This month’s featured question comes from one of our authors.
“In United States, which font style and size should I use, or which font style and size is popular?”
Thanks for the great question! Fonts come in two general types, depending on whether they have serifs– these are the little “feet” on the letters. Fonts without serifs are known as sans-serif fonts– Arial and Helvetica are the most typically used sans-serif fonts. Here’s an example of a serif font (Times New Roman) and a sans-serif font (Arial), both in 32-point type. The green arrows point to two of the serifs.
Fonts for manuscript text: Conventional wisdom states that serif fonts are easier to read, especially in print, but most modern fonts have been designed for readability, particularly on the computer screen. For submitting manuscripts, we generally use Times New Roman, although other acceptable fonts include Century Schoolbook, Garamond, and Palatino. Check out this Writing Guide post by Mark Womak for more advice. You could even try to mimic the journal’s final look by using a sans-serif font. Just don’t use anything wacky. For example, some fonts are considered unprofessional— “Comic Sans” is considered silly and Papyrus may be considered kitsch or fake antique. Don’t use these.
For appearance, make sure that your font is consistent in size and type throughout. This is one of the many things we check for you at Plant Editors! If you want help polishing your manuscript, get started here!
For titles and subheadings, we suggest using the same font type and style as the rest of the text, but in bold or italics (as needed). Having text that switches to a different font looks sloppy– and if your font looks sloppy, the reviewers might wonder (consciously or not) whether your science is sloppy too.
Fonts for specialty applications:
Equations: If your equations are too complex to write using standard fonts (including Symbol), use Word’s equation editor or LaTeX (this is preferred if you have a lot of equations).

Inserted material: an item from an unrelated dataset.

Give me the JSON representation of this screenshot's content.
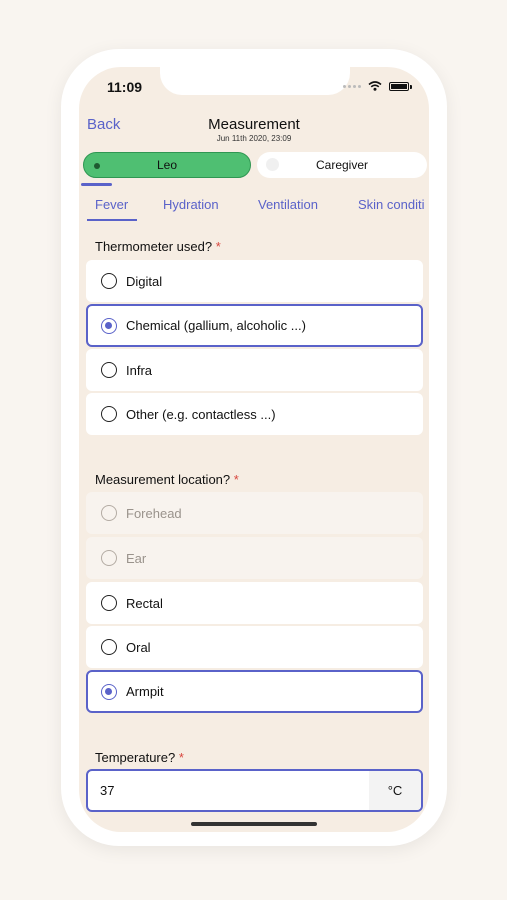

Symbols: Use symbol font (via “insert symbol”), as other fonts may not convert correctly. Remember to insert the correct symbols in each case (e.g., the authentic degree symbol).
Amino acid and nucleic acid sequences: In most fonts, different letters have different widths. If you need letters to align, use a monospaced (fixed-width) font, such as Courier.
Fonts for your figures: Figure labels should be crisp and easy to read. Sans-serif fonts like Arial and Helvetica are good choices for figures, since they match the final text in most journals. Journals generally use sans-serif fonts because they look clean and high-tech, or possibly because they take up less space. The alert reader will also notice in the example above that, although both phrases are in the same size type, they look very different. For professional-looking figures, stick to one font type and size throughout. We often see differences in font between panels of a single figure, and the overall effect is shoddy.
What do the journals have to say about font choices? We surveyed the Instructions for Authors of several journals that our clients frequently publish in, and here’s what we found:
Science: “Lettering in Helvetica font is preferable for figures”…”For best conversion, we recommend use of Times and Symbol fonts only.”
Nature: “We prefer the use of a ‘standard’ font, preferably 12-point Times New Roman.”..”Amino-acid sequences should be printed in Courier (or other monospaced) font using the one-letter code in lines of 50 or 100 characters.”
PNAS: Not specified.
Cell: For figures: “Different panels should be labeled with capital letters, and Helvetica or Arial font should be used for any text.” For graphical icons: “Font: Arial, 12–16 points. Smaller fonts will not be legible online.”
The Plant Cell: “Acceptable fonts: Arial, Times New Roman, Symbol font (for Greek characters)”…. “Use the same type and size of sans serif font for all of your figures (Arial at a minimum 8 pt size is recommended).”
PLoS: “Use any standard font and a standard font size.”
Do you have a question for the Plant Editors? Email us at email@example.com or use the contact form. We’d love to hear from you!